The Swedish husband and wife duo are here to tour their fourth studio album Rhythm. Their evocative mix of percussion and vocals has been classified as everything from pop to jazz, and many more in between. They’ve toured with artists including Lykke Li, Arcade Fire, and The Thing, playing up to 120 shows a year; their latest record may have received critical acclaim, but for Wildbirds & Peacedrums, the live performance is what it’s all about.
In the past they’ve been lauded for the pure simplicity of their stripped back performance, but stripped back doesn’t seem the right term to describe the show tonight. It’s hard to believe that the wave of sound that fills the bare-brick arches is being produced by just two people; melodic rhythms and dubby synth bass forming an almost hypnotic accompaniment to Mariam Wallentin’s acrobatic vocals. At times she seems to be playing several instruments at once, vocal effects overlaying her voice so she sounds as though a whole choir is singing, yet in places where they bring it back to just the basics of drums and voice, the effect is no less arresting.
After playing a range of tracks from their extensive back catalogue, they continue to play Rhythm through in its entirety. The record’s complex polyrhythms and experimental vocals whilst impressive in its own right can at times be a challenging listen, however live the songs are instantly accessible, mixed with a phenomenal light show of glowing multi-coloured hues, the driving club like beats encapsulate the crowd and the room feels as if it’s pulsating.

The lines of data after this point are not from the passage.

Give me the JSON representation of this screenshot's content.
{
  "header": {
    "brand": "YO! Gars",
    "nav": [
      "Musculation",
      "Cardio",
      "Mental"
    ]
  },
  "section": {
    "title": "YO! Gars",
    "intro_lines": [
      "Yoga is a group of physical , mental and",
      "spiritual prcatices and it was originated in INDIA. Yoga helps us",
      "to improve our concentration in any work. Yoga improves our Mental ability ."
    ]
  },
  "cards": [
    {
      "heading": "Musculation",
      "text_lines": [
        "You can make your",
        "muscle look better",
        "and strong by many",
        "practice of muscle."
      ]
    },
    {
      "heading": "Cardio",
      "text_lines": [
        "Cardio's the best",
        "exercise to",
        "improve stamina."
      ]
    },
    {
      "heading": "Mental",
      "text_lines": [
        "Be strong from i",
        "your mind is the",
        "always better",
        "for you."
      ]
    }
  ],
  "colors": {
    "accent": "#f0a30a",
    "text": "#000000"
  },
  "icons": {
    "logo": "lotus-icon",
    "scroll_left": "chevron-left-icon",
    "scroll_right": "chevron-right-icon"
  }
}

The driving sub-bass and infectious poppy vocal hook of first single “The Offbeat” are reminiscent of 90’s dance pop such as Portishead or Massive Attack, and the gospel-like vocals of “Soft Wind, Soft Death” are particularly striking, and throughout the show Wallentin and Werliin show how effortlessly they can borrow from an almost endless range of styles and genres and bolt them together to make them entirely their own.

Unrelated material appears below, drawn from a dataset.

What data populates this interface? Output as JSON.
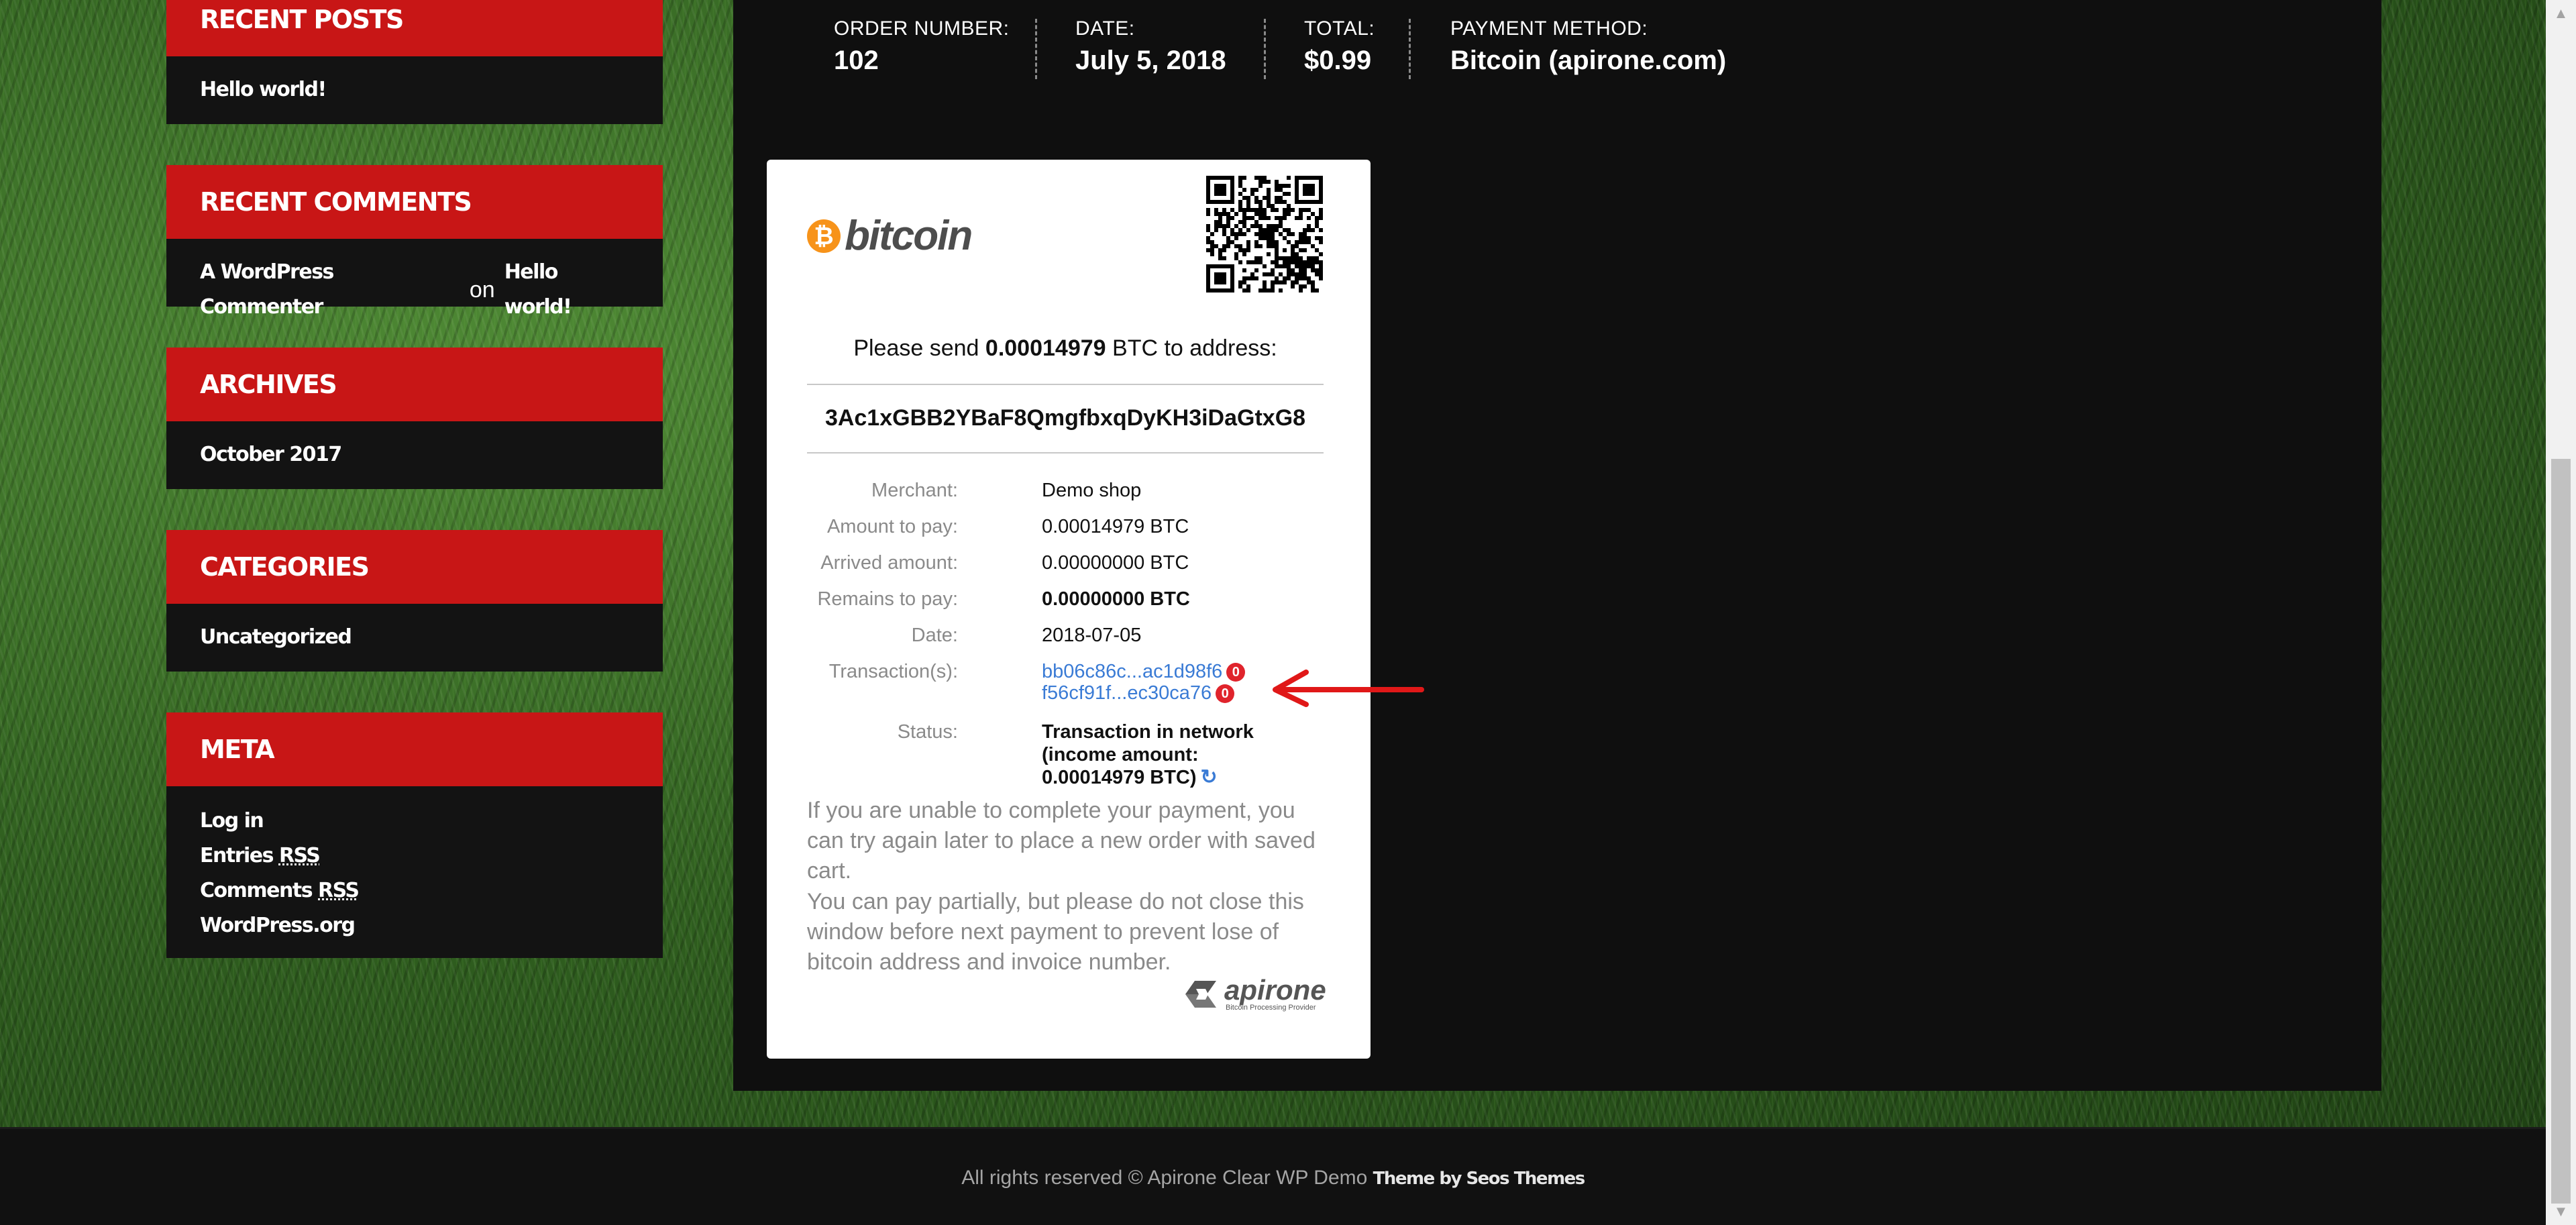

As they draw to a close, with the final track from the album, the frantic beats and effected synths give way to Wallentin singing a capella “Everthing is happening/all the time” before building again as the crowd swaying in time as if entranced, before erupting in enthusiastic applause.
Tonight, Wildbirds & Peacedrums have shown that experimental and intelligent music doesn’t mean pretentious or inaccessible, and whilst for this project they’ve shunned the guest collaborations for which they’ve become well known, they can still put on an incredibly impressive show with just the two of them.